You may already write your forgetful child’s name on obvious things like bags, sweatshirts and towels. But you should also label items like swim goggles and Tupperware containers that can be easily misplaced.

“Our saying here is, ‘if you name it, you can claim it,’” says Deidre Schrader, 50, who started out as a counselor for the Fairfax County Park Authority and now serves as camp director at Cub Run RECenter in Chantilly, Va. “We can get it back to you if it has a name or initials on it.”

A little help at home will make it easier for your kids to meet new friends.
If your son or daughter doesn’t know many other kids at their camp, give them some tips and advice before the first day. Practice ways they can introduce themselves and get to know other campers.

“Encourage your kids to go out on a limb and go to a camp where they don’t know anyone,” says Chrissy Duffy, 22, who was a counselor at TIC Summer Camp the last two summers and will be the co-athletic director of the camp’s D.C. location in 2018. “If they pick a camp focused on a certain subject [they’re interested in], they will find kids who have the same interests, and that’s an automatic way to connect with other kids.”
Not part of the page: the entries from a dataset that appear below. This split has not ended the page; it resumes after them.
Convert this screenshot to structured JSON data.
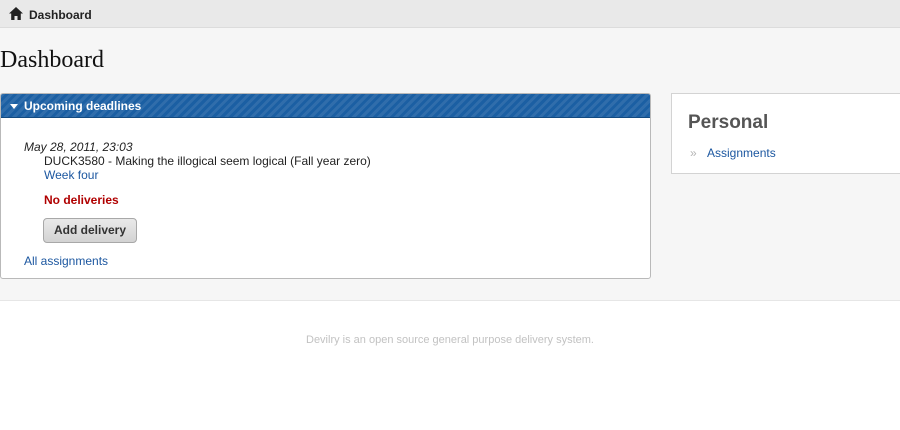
{
  "topbar": {
    "home_icon": "home-icon",
    "breadcrumb": "Dashboard"
  },
  "page": {
    "title": "Dashboard"
  },
  "upcoming": {
    "header": "Upcoming deadlines",
    "collapse_icon": "triangle-down-icon",
    "deadline": {
      "date": "May 28, 2011, 23:03",
      "course": "DUCK3580 - Making the illogical seem logical (Fall year zero)",
      "assignment": "Week four",
      "status": "No deliveries",
      "add_button": "Add delivery"
    },
    "all_assignments_link": "All assignments",
    "colors": {
      "header_bg": "#1b5fa3",
      "link": "#1c57a0",
      "status": "#b00000"
    }
  },
  "personal": {
    "title": "Personal",
    "bullet": "»",
    "link": "Assignments"
  },
  "footer": {
    "text": "Devilry is an open source general purpose delivery system."
  }
}
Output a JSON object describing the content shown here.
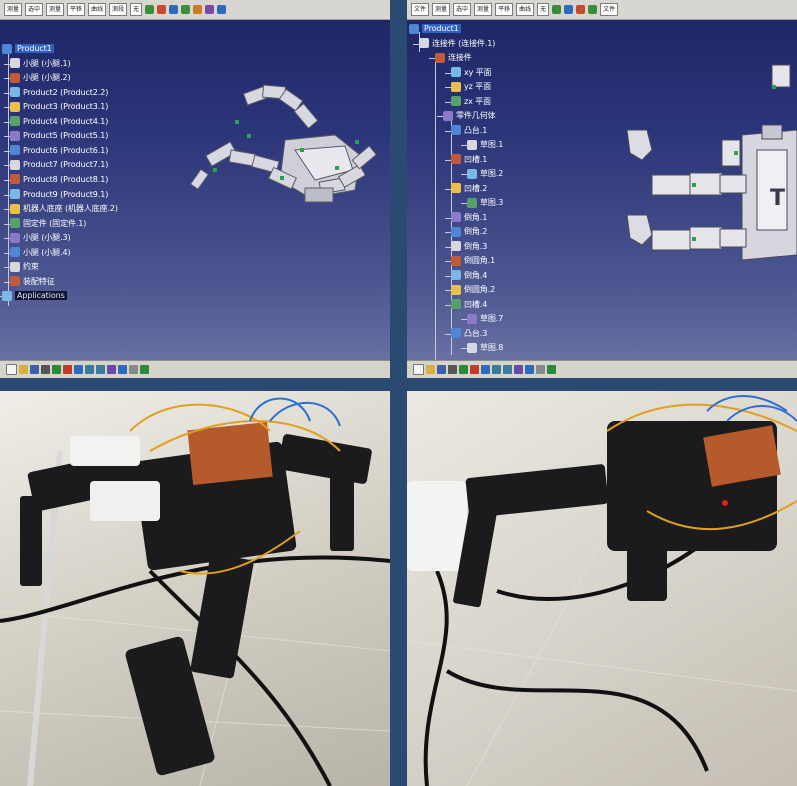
{
  "left_cad": {
    "toolbar": [
      "测量",
      "选中",
      "测量",
      "平移",
      "曲线",
      "测段",
      "无"
    ],
    "tree": [
      {
        "label": "Product1",
        "style": "sel"
      },
      {
        "label": "小腿 (小腿.1)"
      },
      {
        "label": "小腿 (小腿.2)"
      },
      {
        "label": "Product2 (Product2.2)"
      },
      {
        "label": "Product3 (Product3.1)"
      },
      {
        "label": "Product4 (Product4.1)"
      },
      {
        "label": "Product5 (Product5.1)"
      },
      {
        "label": "Product6 (Product6.1)"
      },
      {
        "label": "Product7 (Product7.1)"
      },
      {
        "label": "Product8 (Product8.1)"
      },
      {
        "label": "Product9 (Product9.1)"
      },
      {
        "label": "机器人底座 (机器人底座.2)"
      },
      {
        "label": "固定件 (固定件.1)"
      },
      {
        "label": "小腿 (小腿.3)"
      },
      {
        "label": "小腿 (小腿.4)"
      },
      {
        "label": "约束"
      },
      {
        "label": "装配特征"
      },
      {
        "label": "Applications",
        "style": "inv"
      }
    ]
  },
  "right_cad": {
    "toolbar": [
      "文件",
      "测量",
      "选中",
      "测量",
      "平移",
      "曲线",
      "无",
      "文件"
    ],
    "tree": [
      {
        "label": "Product1",
        "style": "sel"
      },
      {
        "label": "连接件 (连接件.1)"
      },
      {
        "label": "连接件"
      },
      {
        "label": "xy 平面"
      },
      {
        "label": "yz 平面"
      },
      {
        "label": "zx 平面"
      },
      {
        "label": "零件几何体"
      },
      {
        "label": "凸台.1"
      },
      {
        "label": "草图.1"
      },
      {
        "label": "凹槽.1"
      },
      {
        "label": "草图.2"
      },
      {
        "label": "凹槽.2"
      },
      {
        "label": "草图.3"
      },
      {
        "label": "倒角.1"
      },
      {
        "label": "倒角.2"
      },
      {
        "label": "倒角.3"
      },
      {
        "label": "倒圆角.1"
      },
      {
        "label": "倒角.4"
      },
      {
        "label": "倒圆角.2"
      },
      {
        "label": "凹槽.4"
      },
      {
        "label": "草图.7"
      },
      {
        "label": "凸台.3"
      },
      {
        "label": "草图.8"
      }
    ]
  },
  "colors": {
    "background": "#2b4a72",
    "viewport_top": "#1c2463",
    "viewport_bottom": "#6f76a8",
    "selection": "#2f61c4"
  }
}
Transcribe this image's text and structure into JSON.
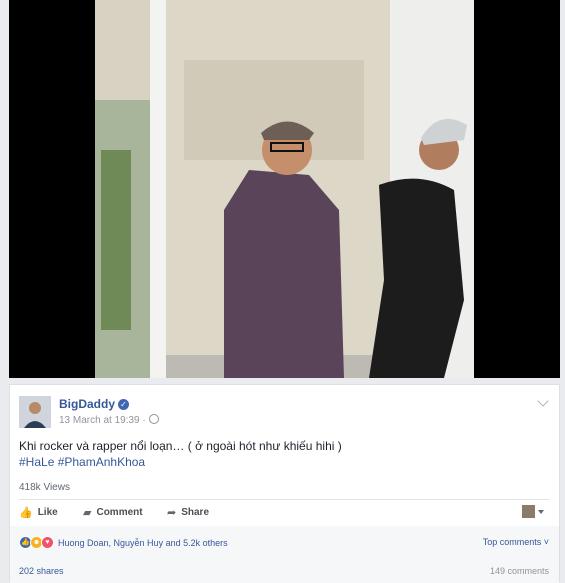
{
  "post": {
    "author": "BigDaddy",
    "timestamp": "13 March at 19:39 ·",
    "text": "Khi rocker và rapper nổi loạn… ( ở ngoài hót như khiếu hihi )",
    "hashtags": "#HaLe #PhamAnhKhoa",
    "views": "418k Views"
  },
  "actions": {
    "like_label": "Like",
    "comment_label": "Comment",
    "share_label": "Share"
  },
  "reactions": {
    "summary": "Huong Doan, Nguyễn Huy and 5.2k others",
    "sort_label": "Top comments ˅"
  },
  "footer": {
    "shares": "202 shares",
    "comments": "149 comments"
  },
  "colors": {
    "link": "#365899",
    "like_blue": "#4267b2",
    "haha_yellow": "#f7b125",
    "love_red": "#f25268"
  },
  "icons": [
    "play-video",
    "verified-badge-icon",
    "globe-icon",
    "chevron-down-icon",
    "like-icon",
    "comment-icon",
    "share-icon",
    "viewer-avatar-icon"
  ]
}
Parents can also give the camp a heads-up that their kiddo doesn’t know a lot of other people. “Call the camp director and ask if there are any campers who go to your child’s school,” Duffy says. “Maybe there’s someone you might not know about in the grade above or below going to the same camp.”

When kids know what to expect at camp, they’ll adjust much more quickly.
Go over daily schedules with your kids before camp starts. If you know staff or counselors’ names ahead of time, let your kids get familiar with them in advance. Talk about what they would do if they weren’t feeling well or needed help with something.
“We can’t fix it unless we know about it,” Schrader says. “We don’t want them going home and saying they had a bad day when we could have slid in there and made a small change.”

Staying calm yourself helps ease kids’ nerves.
You may be scared about sending your child to camp for the first time. But if you let that show, odds are your little one will feel scared too.
“The first morning of camp, I always tell parents that the No. 1 thing I want them to do is smile,” Schrader says. “If you’re confident that your kids are going to have a great day and you come off that way, they will feel that.”

Summer camp isn’t the same as school.
Yes, you want your kids to learn new things when they go to camp. But they need a break from the classroom.
“I’ve had parents ask me if we’re going to study the biology of the plants and fish we see when we’re at our lake location,” says Charley Doerrman, 23, who’ll be returning for his fifth summer as a counselor at Bar-T summer camp in Gaithersburg, Md., in 2018. “Kids just need time to play. The ability to go outside and get dirty is what a lot of kids are missing nowadays.”

You might be surprised what your kids can achieve if you give them room to grow.
Summer camp might be the first time your child tries something potentially intimidating like rock climbing. “Parents might think that their kids will be scared to do some of the activities with us,” Barr says. “And then they accomplish things their parents never realized they would have done. Let them have that space to be on their own and learn about themselves. Let their kids have this opportunity, because it’s going to lead to some kind of meaningful transformation in their life.”

More on D.C.-area camps: 

Yoga and meditation are on the agenda at mindfulness-focused summer camps

At these summer camps, kids learn to create their own video games